▶ **What the exercise asks**
Beneath this task is a listing. State how many of its lines include the string "true", giving nothing but the number.

━━━━━ Provided data

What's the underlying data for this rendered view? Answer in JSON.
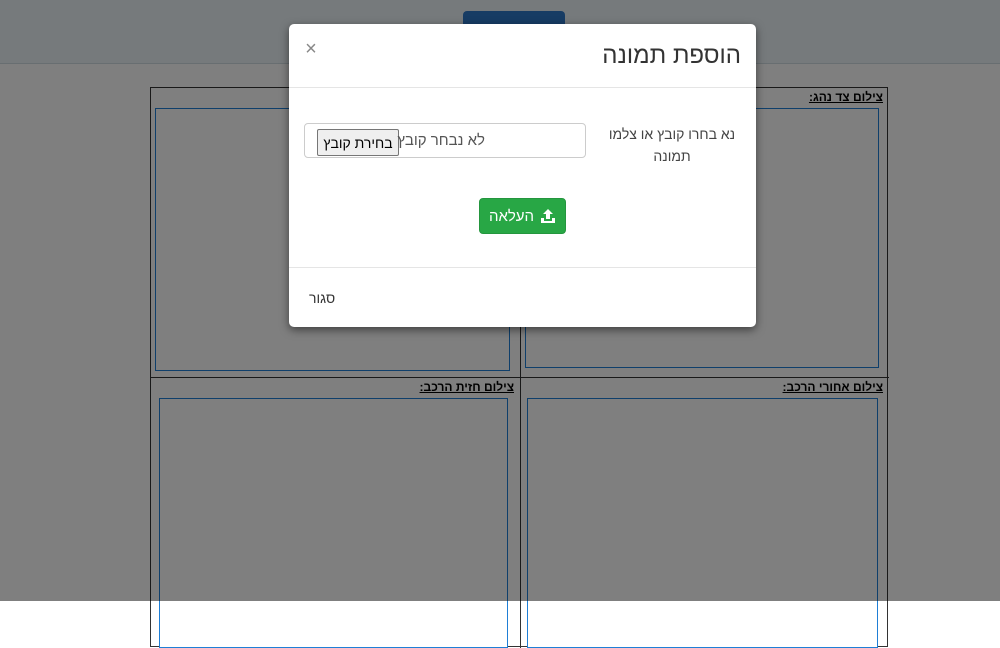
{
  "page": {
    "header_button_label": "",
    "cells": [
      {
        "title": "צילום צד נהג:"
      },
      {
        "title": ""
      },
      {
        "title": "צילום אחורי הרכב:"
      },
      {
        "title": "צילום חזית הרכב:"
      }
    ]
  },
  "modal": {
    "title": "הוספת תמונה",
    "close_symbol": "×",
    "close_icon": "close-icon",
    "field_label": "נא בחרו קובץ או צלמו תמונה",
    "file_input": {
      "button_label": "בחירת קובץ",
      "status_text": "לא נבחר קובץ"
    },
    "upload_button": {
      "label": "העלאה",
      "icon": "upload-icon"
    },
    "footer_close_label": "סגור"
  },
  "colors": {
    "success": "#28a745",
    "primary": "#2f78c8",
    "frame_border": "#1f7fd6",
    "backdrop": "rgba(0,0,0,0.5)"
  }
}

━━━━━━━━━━
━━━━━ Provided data

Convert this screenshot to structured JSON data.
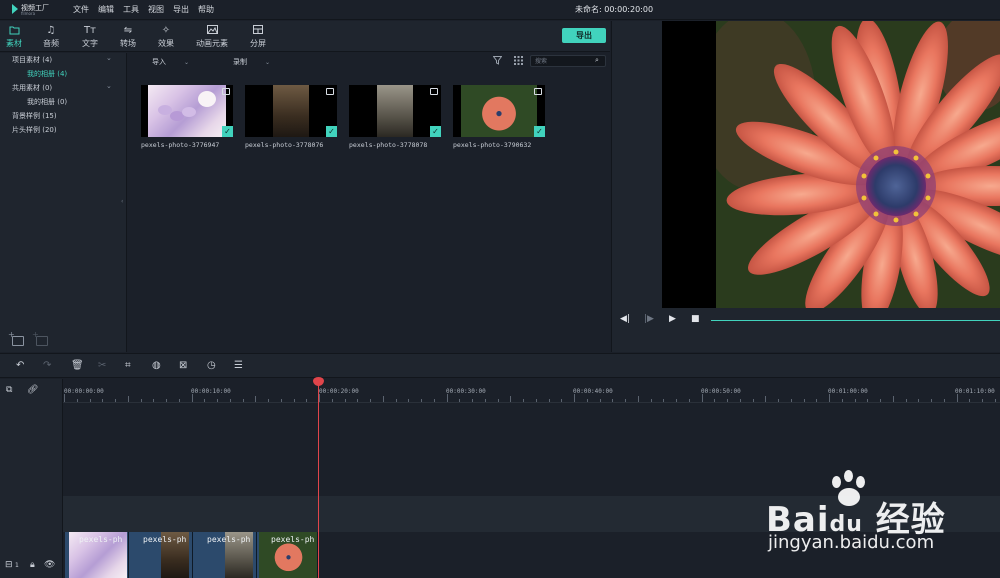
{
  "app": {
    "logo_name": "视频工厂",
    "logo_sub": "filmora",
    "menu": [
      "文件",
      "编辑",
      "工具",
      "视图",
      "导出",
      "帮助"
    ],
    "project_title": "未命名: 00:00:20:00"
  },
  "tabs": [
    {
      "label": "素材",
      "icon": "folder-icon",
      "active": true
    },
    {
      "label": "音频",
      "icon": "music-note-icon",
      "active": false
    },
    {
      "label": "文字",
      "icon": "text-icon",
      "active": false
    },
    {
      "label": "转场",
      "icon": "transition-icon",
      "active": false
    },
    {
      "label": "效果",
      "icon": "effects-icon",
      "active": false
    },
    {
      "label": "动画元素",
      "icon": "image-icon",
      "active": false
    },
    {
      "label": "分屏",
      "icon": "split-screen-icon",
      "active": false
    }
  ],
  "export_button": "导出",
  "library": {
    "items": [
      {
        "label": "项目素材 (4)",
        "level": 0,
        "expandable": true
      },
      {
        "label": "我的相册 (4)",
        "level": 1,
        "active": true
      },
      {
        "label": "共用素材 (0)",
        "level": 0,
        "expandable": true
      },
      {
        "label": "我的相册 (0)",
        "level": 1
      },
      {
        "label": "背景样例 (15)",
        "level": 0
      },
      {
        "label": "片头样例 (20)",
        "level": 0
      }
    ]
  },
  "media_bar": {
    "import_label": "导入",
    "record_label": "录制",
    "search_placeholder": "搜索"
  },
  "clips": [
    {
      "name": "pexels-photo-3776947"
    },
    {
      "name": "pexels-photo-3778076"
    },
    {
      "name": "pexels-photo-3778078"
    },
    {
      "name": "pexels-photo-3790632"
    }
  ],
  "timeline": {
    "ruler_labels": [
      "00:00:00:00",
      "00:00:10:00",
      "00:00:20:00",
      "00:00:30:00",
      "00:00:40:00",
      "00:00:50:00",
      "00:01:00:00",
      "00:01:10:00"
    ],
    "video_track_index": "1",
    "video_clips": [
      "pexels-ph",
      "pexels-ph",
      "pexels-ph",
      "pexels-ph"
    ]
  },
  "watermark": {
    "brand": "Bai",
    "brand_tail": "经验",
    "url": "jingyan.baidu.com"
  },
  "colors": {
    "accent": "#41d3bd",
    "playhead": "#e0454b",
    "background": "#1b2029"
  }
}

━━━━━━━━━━

▶ **Answer space**
4